* _THE TASK_
Filter these entries down to lines holding "mobile".

* _MATERIALS PROVIDED_
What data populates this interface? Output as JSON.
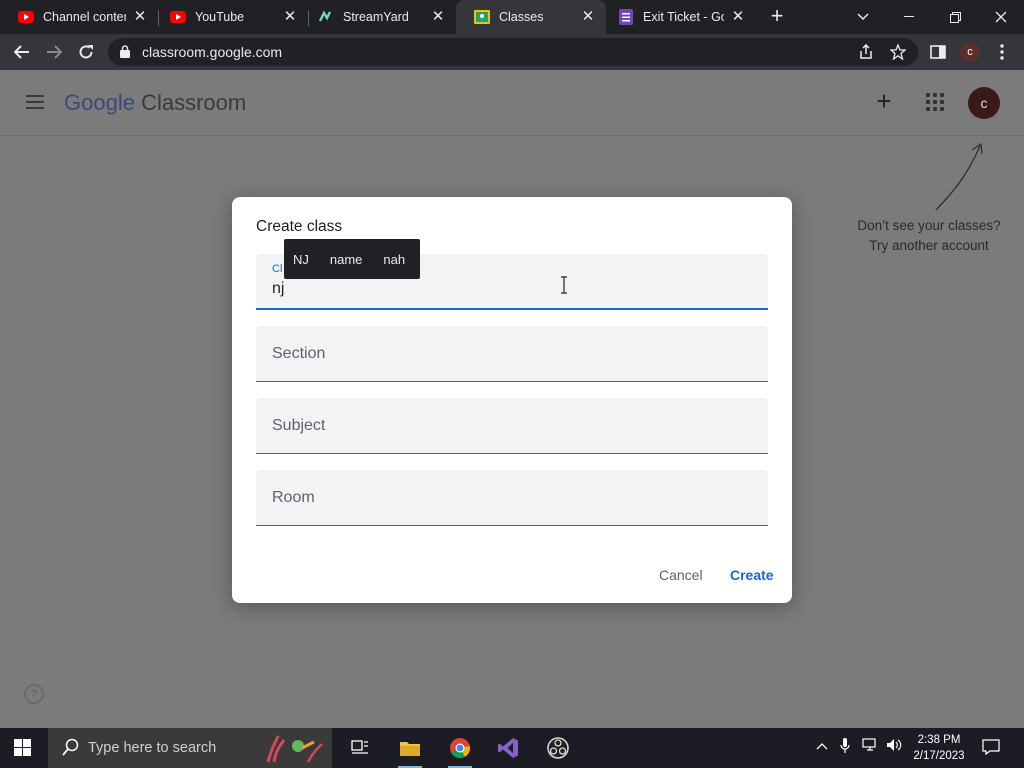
{
  "browser": {
    "tabs": [
      {
        "title": "Channel content",
        "icon": "youtube-icon"
      },
      {
        "title": "YouTube",
        "icon": "youtube-icon"
      },
      {
        "title": "StreamYard",
        "icon": "streamyard-icon"
      },
      {
        "title": "Classes",
        "icon": "classroom-icon",
        "active": true
      },
      {
        "title": "Exit Ticket - Goo",
        "icon": "forms-icon"
      }
    ],
    "url": "classroom.google.com",
    "profile_initial": "c"
  },
  "app": {
    "brand_google": "Google",
    "brand_product": "Classroom",
    "account_initial": "c",
    "hint_line1": "Don’t see your classes?",
    "hint_line2": "Try another account"
  },
  "dialog": {
    "title": "Create class",
    "class_name": {
      "label": "Cl",
      "value": "nj"
    },
    "section_placeholder": "Section",
    "subject_placeholder": "Subject",
    "room_placeholder": "Room",
    "cancel_label": "Cancel",
    "create_label": "Create"
  },
  "autocomplete": [
    "NJ",
    "name",
    "nah"
  ],
  "taskbar": {
    "search_placeholder": "Type here to search",
    "time": "2:38 PM",
    "date": "2/17/2023"
  },
  "colors": {
    "accent": "#1967d2",
    "overlay": "#7b7b7b",
    "dialog_bg": "#ffffff"
  }
}
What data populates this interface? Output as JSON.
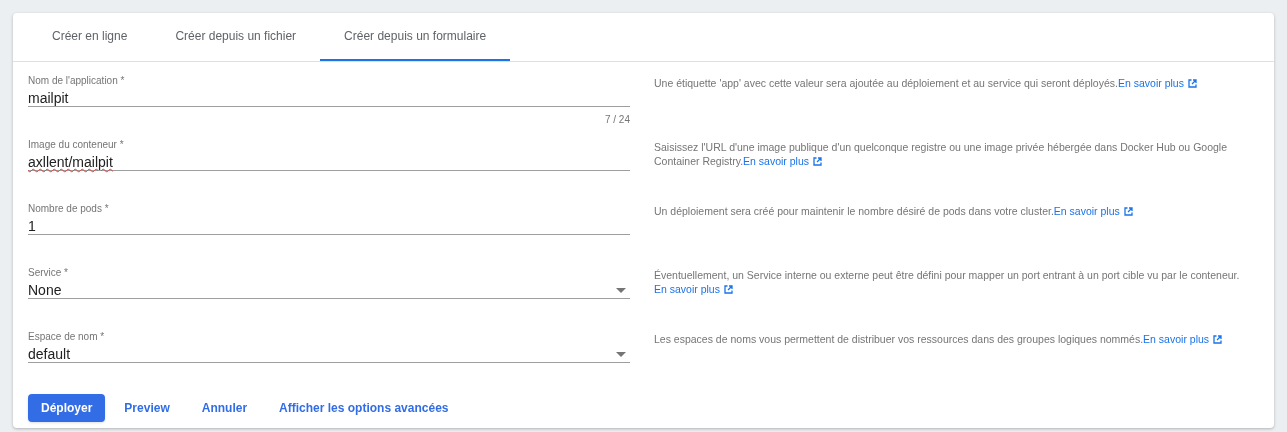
{
  "tabs": [
    {
      "label": "Créer en ligne",
      "selected": false
    },
    {
      "label": "Créer depuis un fichier",
      "selected": false
    },
    {
      "label": "Créer depuis un formulaire",
      "selected": true
    }
  ],
  "fields": [
    {
      "kind": "text",
      "label": "Nom de l'application *",
      "value": "mailpit",
      "counter": "7 / 24",
      "misspelled": false,
      "help": "Une étiquette 'app' avec cette valeur sera ajoutée au déploiement et au service qui seront déployés.",
      "link": "En savoir plus"
    },
    {
      "kind": "text",
      "label": "Image du conteneur *",
      "value": "axllent/mailpit",
      "misspelled": true,
      "help": "Saisissez l'URL d'une image publique d'un quelconque registre ou une image privée hébergée dans Docker Hub ou Google Container Registry.",
      "link": "En savoir plus"
    },
    {
      "kind": "text",
      "label": "Nombre de pods *",
      "value": "1",
      "misspelled": false,
      "help": "Un déploiement sera créé pour maintenir le nombre désiré de pods dans votre cluster.",
      "link": "En savoir plus"
    },
    {
      "kind": "select",
      "label": "Service *",
      "value": "None",
      "misspelled": false,
      "help": "Éventuellement, un Service interne ou externe peut être défini pour mapper un port entrant à un port cible vu par le conteneur.",
      "link": "En savoir plus"
    },
    {
      "kind": "select",
      "label": "Espace de nom *",
      "value": "default",
      "misspelled": false,
      "help": "Les espaces de noms vous permettent de distribuer vos ressources dans des groupes logiques nommés.",
      "link": "En savoir plus"
    }
  ],
  "actions": [
    {
      "kind": "primary",
      "label": "Déployer"
    },
    {
      "kind": "link",
      "label": "Preview"
    },
    {
      "kind": "link",
      "label": "Annuler"
    },
    {
      "kind": "link",
      "label": "Afficher les options avancées"
    }
  ]
}
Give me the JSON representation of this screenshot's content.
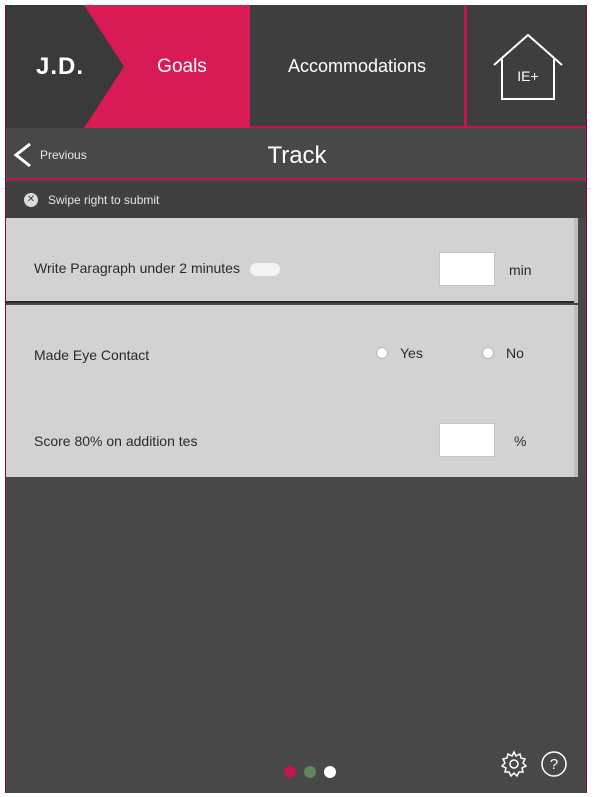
{
  "nav": {
    "initials": "J.D.",
    "goals_label": "Goals",
    "accommodations_label": "Accommodations",
    "home_label": "IE+"
  },
  "header": {
    "back_label": "Previous",
    "title": "Track"
  },
  "hint": {
    "text": "Swipe right to submit"
  },
  "goals": [
    {
      "label": "Write Paragraph under 2 minutes",
      "value": "",
      "unit": "min"
    },
    {
      "label": "Made Eye Contact",
      "options": [
        "Yes",
        "No"
      ]
    },
    {
      "label": "Score 80% on addition tes",
      "value": "",
      "unit": "%"
    }
  ],
  "colors": {
    "accent": "#d81b55",
    "background": "#484848",
    "panel": "#d2d2d2"
  },
  "pager": {
    "pages": 3,
    "current": 3
  }
}
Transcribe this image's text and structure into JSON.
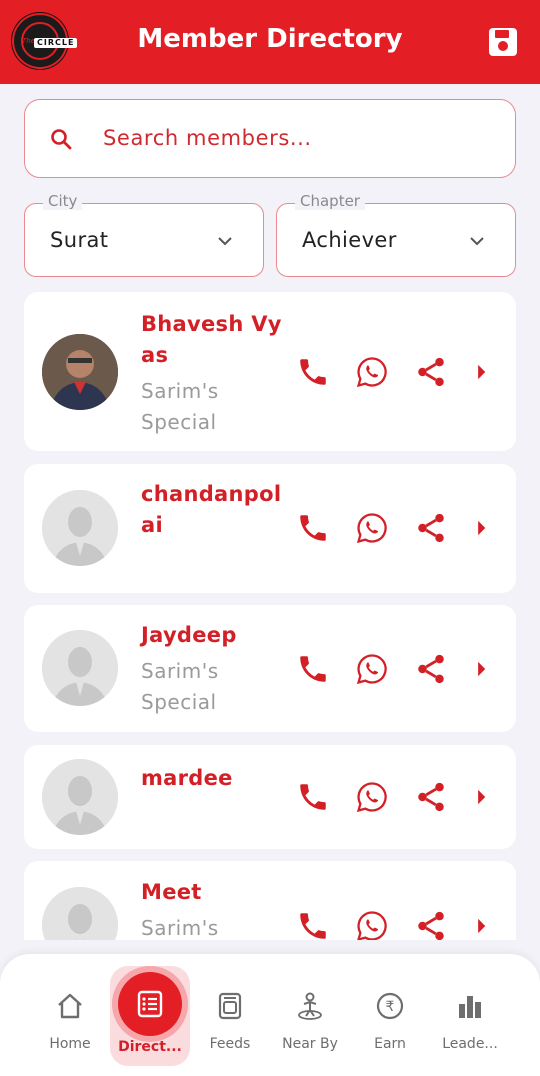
{
  "header": {
    "title": "Member Directory",
    "logo_text": "CIRCLE",
    "logo_small": "The"
  },
  "search": {
    "placeholder": "Search members..."
  },
  "filters": {
    "city": {
      "label": "City",
      "value": "Surat"
    },
    "chapter": {
      "label": "Chapter",
      "value": "Achiever"
    }
  },
  "members": [
    {
      "name": "Bhavesh Vyas",
      "subtitle": "Sarim's Special"
    },
    {
      "name": "chandanpolai",
      "subtitle": ""
    },
    {
      "name": "Jaydeep",
      "subtitle": "Sarim's Special"
    },
    {
      "name": "mardee",
      "subtitle": ""
    },
    {
      "name": "Meet",
      "subtitle": "Sarim's"
    }
  ],
  "bottom_nav": [
    {
      "label": "Home",
      "icon": "home-icon"
    },
    {
      "label": "Direct...",
      "icon": "directory-list-icon",
      "active": true
    },
    {
      "label": "Feeds",
      "icon": "feeds-icon"
    },
    {
      "label": "Near By",
      "icon": "nearby-person-icon"
    },
    {
      "label": "Earn",
      "icon": "rupee-icon"
    },
    {
      "label": "Leade...",
      "icon": "leaderboard-bar-icon"
    }
  ],
  "colors": {
    "primary": "#e31e25",
    "accent_text": "#d32027",
    "background": "#f3f2f8"
  }
}
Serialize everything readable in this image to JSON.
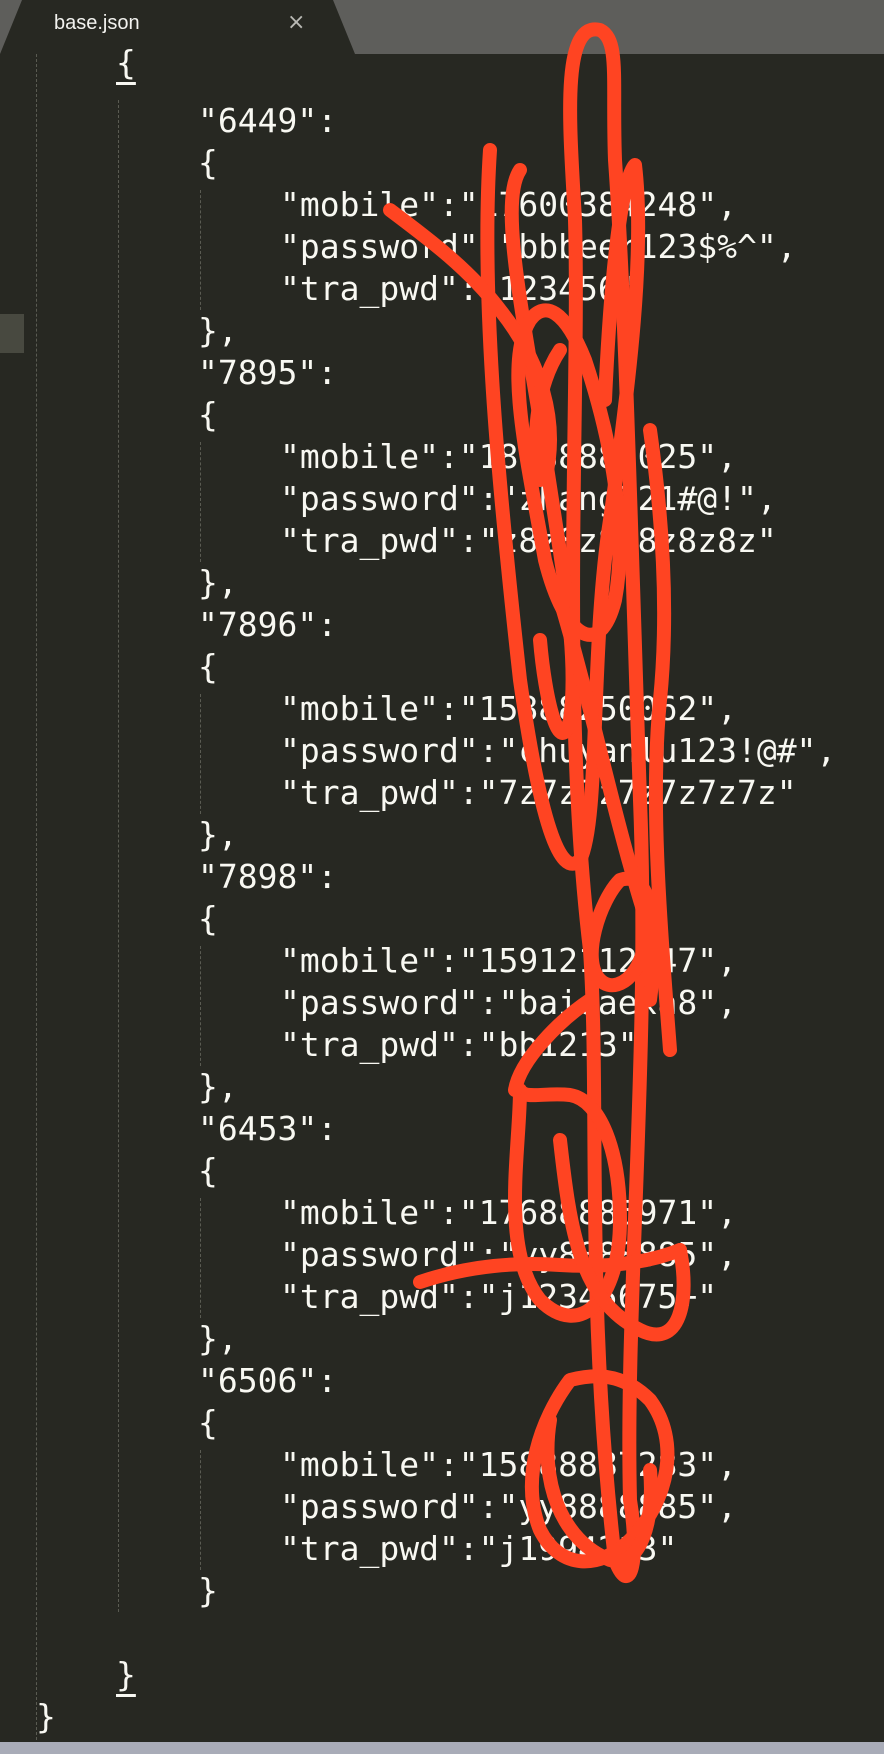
{
  "tab": {
    "title": "base.json",
    "close_glyph": "×"
  },
  "editor": {
    "lines": [
      "{",
      "\"6449\":",
      "{",
      "\"mobile\":\"17600384248\",",
      "\"password\":\"bbbeer123$%^\",",
      "\"tra_pwd\":\"123456\"",
      "},",
      "\"7895\":",
      "{",
      "\"mobile\":\"18688883025\",",
      "\"password\":\"zhang321#@!\",",
      "\"tra_pwd\":\"z8z8z8z8z8z8z\"",
      "},",
      "\"7896\":",
      "{",
      "\"mobile\":\"15888250062\",",
      "\"password\":\"chuyanlu123!@#\",",
      "\"tra_pwd\":\"7z7z7z7z7z7z7z\"",
      "},",
      "\"7898\":",
      "{",
      "\"mobile\":\"15912112047\",",
      "\"password\":\"baidaexa8\",",
      "\"tra_pwd\":\"bb1213\"",
      "},",
      "\"6453\":",
      "{",
      "\"mobile\":\"17688885971\",",
      "\"password\":\"yy8888885\",",
      "\"tra_pwd\":\"j12345675+\"",
      "},",
      "\"6506\":",
      "{",
      "\"mobile\":\"15888887283\",",
      "\"password\":\"yy8888885\",",
      "\"tra_pwd\":\"j1994213\"",
      "}",
      "",
      "}",
      "}"
    ]
  },
  "colors": {
    "background": "#272822",
    "text": "#f8f8f2",
    "tab_bar": "#5e5e5b",
    "redaction": "#ff4422"
  },
  "icons": {
    "tab_close": "close-icon"
  }
}
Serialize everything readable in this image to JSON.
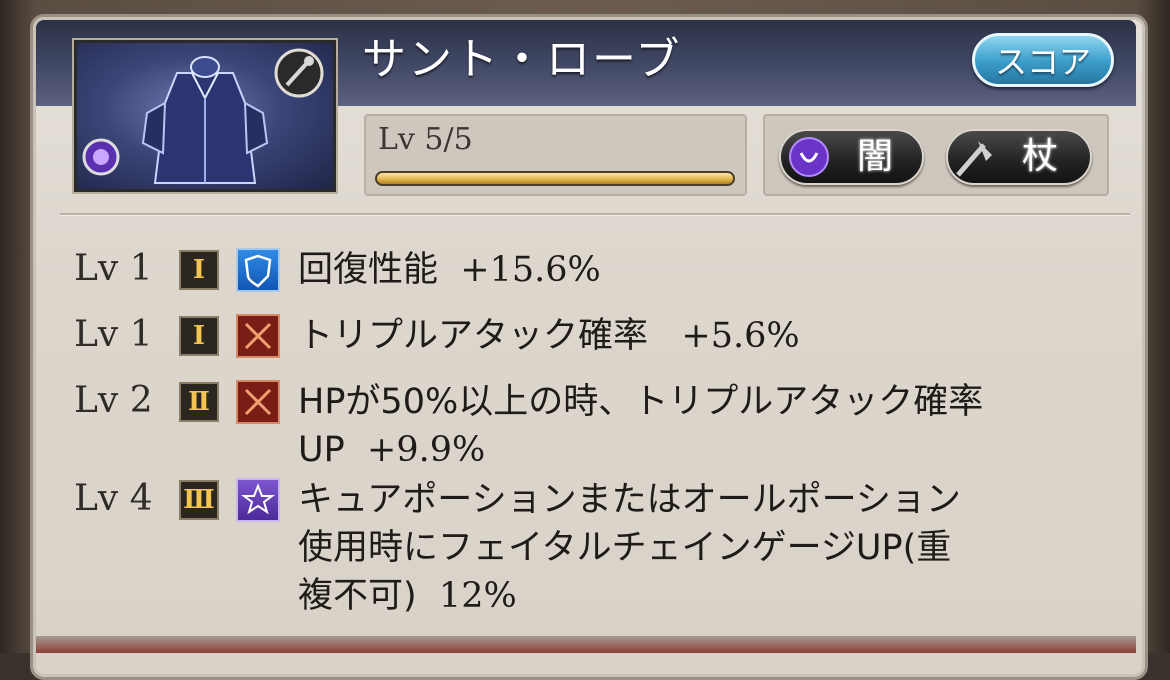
{
  "item": {
    "name": "サント・ローブ",
    "score_label": "スコア",
    "level_text": "Lv 5/5",
    "level_progress": 1.0,
    "element_label": "闇",
    "weapon_label": "杖",
    "element_icon": "dark-element-icon",
    "weapon_icon": "staff-icon",
    "colors": {
      "header": "#2b3146",
      "panel": "#dcd6cd",
      "score_button": "#3a9cc8",
      "level_bar": "#e3b652"
    }
  },
  "skills": [
    {
      "lv": "Lv 1",
      "rank": "Ⅰ",
      "icon": "shield-icon",
      "line1": "回復性能",
      "value": "+15.6%",
      "line2": "",
      "line3": ""
    },
    {
      "lv": "Lv 1",
      "rank": "Ⅰ",
      "icon": "crossed-swords-icon",
      "line1": "トリプルアタック確率",
      "value": "+5.6%",
      "line2": "",
      "line3": ""
    },
    {
      "lv": "Lv 2",
      "rank": "Ⅱ",
      "icon": "crossed-swords-icon",
      "line1": "HPが50%以上の時、トリプルアタック確率",
      "line2": "UP",
      "value": "+9.9%",
      "line3": ""
    },
    {
      "lv": "Lv 4",
      "rank": "Ⅲ",
      "icon": "star-icon",
      "line1": "キュアポーションまたはオールポーション",
      "line2": "使用時にフェイタルチェインゲージUP(重",
      "line3": "複不可)",
      "value": "12%"
    }
  ]
}
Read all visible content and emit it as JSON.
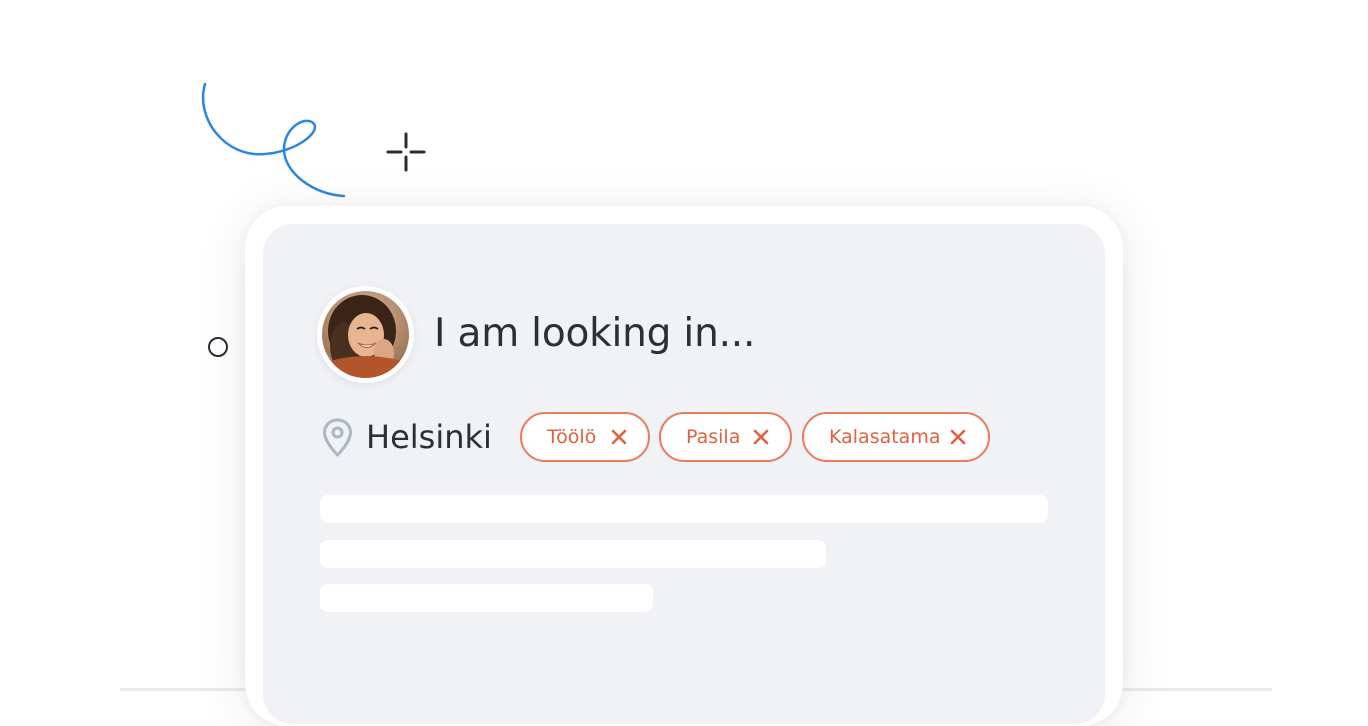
{
  "card": {
    "heading": "I am looking in...",
    "avatar_alt": "smiling woman avatar"
  },
  "location": {
    "icon": "location-pin-icon",
    "city": "Helsinki"
  },
  "chips": [
    {
      "label": "Töölö",
      "remove_icon": "close-icon"
    },
    {
      "label": "Pasila",
      "remove_icon": "close-icon"
    },
    {
      "label": "Kalasatama",
      "remove_icon": "close-icon"
    }
  ],
  "colors": {
    "accent": "#e1603d",
    "accent_border": "#ec7a5c",
    "screen_background": "#f0f2f5",
    "text": "#2c2f36",
    "squiggle": "#2b86e2",
    "pin": "#a9b7c6"
  }
}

* _YOUR RESPONSE_
      "\"mobile\":\"17600384248\",",
      "\"mobile\":\"18688883025\",",
      "\"mobile\":\"15888250062\",",
      "\"mobile\":\"15912112047\",",
      "\"mobile\":\"17688885971\",",
      "\"mobile\":\"15888887283\",",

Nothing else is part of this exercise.